> _The data_:
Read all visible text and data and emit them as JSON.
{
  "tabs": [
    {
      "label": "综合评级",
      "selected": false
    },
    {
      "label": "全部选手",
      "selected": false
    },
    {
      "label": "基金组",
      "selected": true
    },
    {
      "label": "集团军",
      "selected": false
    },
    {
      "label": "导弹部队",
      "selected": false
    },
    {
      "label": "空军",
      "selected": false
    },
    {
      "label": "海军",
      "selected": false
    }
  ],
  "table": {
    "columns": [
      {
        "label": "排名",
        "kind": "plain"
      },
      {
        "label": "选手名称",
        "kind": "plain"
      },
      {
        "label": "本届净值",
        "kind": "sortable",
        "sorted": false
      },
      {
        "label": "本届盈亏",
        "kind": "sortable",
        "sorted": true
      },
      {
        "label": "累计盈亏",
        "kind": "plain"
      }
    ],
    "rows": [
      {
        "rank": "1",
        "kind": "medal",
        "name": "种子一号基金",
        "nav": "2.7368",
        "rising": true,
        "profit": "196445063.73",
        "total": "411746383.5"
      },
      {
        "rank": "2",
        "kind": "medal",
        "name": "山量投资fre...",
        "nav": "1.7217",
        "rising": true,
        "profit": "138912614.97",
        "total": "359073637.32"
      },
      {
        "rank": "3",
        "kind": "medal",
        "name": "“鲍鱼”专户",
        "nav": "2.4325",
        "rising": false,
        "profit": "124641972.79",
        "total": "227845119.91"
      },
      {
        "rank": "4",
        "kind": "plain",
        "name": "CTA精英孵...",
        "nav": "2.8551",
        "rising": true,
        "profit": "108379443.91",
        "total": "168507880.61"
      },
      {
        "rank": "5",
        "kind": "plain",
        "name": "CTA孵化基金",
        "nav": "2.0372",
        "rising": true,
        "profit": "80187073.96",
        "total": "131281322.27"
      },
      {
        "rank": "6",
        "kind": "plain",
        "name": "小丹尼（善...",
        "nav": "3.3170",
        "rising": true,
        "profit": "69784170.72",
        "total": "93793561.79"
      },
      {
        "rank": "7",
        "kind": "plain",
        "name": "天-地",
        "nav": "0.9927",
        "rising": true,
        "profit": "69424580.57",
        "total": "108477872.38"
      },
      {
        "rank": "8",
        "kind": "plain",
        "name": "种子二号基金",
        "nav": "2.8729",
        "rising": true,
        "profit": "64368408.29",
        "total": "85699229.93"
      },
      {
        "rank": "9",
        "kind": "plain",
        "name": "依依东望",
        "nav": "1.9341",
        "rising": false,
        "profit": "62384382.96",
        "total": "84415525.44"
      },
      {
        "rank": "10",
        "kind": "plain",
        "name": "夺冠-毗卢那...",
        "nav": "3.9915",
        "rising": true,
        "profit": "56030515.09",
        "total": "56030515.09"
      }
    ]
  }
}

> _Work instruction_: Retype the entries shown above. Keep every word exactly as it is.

> _Response box_:
Read all visible text and data and emit them as JSON.
{
  "tabs": [
    {
      "label": "综合评级",
      "selected": false
    },
    {
      "label": "全部选手",
      "selected": false
    },
    {
      "label": "基金组",
      "selected": true
    },
    {
      "label": "集团军",
      "selected": false
    },
    {
      "label": "导弹部队",
      "selected": false
    },
    {
      "label": "空军",
      "selected": false
    },
    {
      "label": "海军",
      "selected": false
    }
  ],
  "table": {
    "columns": [
      {
        "label": "排名",
        "kind": "plain"
      },
      {
        "label": "选手名称",
        "kind": "plain"
      },
      {
        "label": "本届净值",
        "kind": "sortable",
        "sorted": false
      },
      {
        "label": "本届盈亏",
        "kind": "sortable",
        "sorted": true
      },
      {
        "label": "累计盈亏",
        "kind": "plain"
      }
    ],
    "rows": [
      {
        "rank": "1",
        "kind": "medal",
        "name": "种子一号基金",
        "nav": "2.7368",
        "rising": true,
        "profit": "196445063.73",
        "total": "411746383.5"
      },
      {
        "rank": "2",
        "kind": "medal",
        "name": "山量投资fre...",
        "nav": "1.7217",
        "rising": true,
        "profit": "138912614.97",
        "total": "359073637.32"
      },
      {
        "rank": "3",
        "kind": "medal",
        "name": "“鲍鱼”专户",
        "nav": "2.4325",
        "rising": false,
        "profit": "124641972.79",
        "total": "227845119.91"
      },
      {
        "rank": "4",
        "kind": "plain",
        "name": "CTA精英孵...",
        "nav": "2.8551",
        "rising": true,
        "profit": "108379443.91",
        "total": "168507880.61"
      },
      {
        "rank": "5",
        "kind": "plain",
        "name": "CTA孵化基金",
        "nav": "2.0372",
        "rising": true,
        "profit": "80187073.96",
        "total": "131281322.27"
      },
      {
        "rank": "6",
        "kind": "plain",
        "name": "小丹尼（善...",
        "nav": "3.3170",
        "rising": true,
        "profit": "69784170.72",
        "total": "93793561.79"
      },
      {
        "rank": "7",
        "kind": "plain",
        "name": "天-地",
        "nav": "0.9927",
        "rising": true,
        "profit": "69424580.57",
        "total": "108477872.38"
      },
      {
        "rank": "8",
        "kind": "plain",
        "name": "种子二号基金",
        "nav": "2.8729",
        "rising": true,
        "profit": "64368408.29",
        "total": "85699229.93"
      },
      {
        "rank": "9",
        "kind": "plain",
        "name": "依依东望",
        "nav": "1.9341",
        "rising": false,
        "profit": "62384382.96",
        "total": "84415525.44"
      },
      {
        "rank": "10",
        "kind": "plain",
        "name": "夺冠-毗卢那...",
        "nav": "3.9915",
        "rising": true,
        "profit": "56030515.09",
        "total": "56030515.09"
      }
    ]
  }
}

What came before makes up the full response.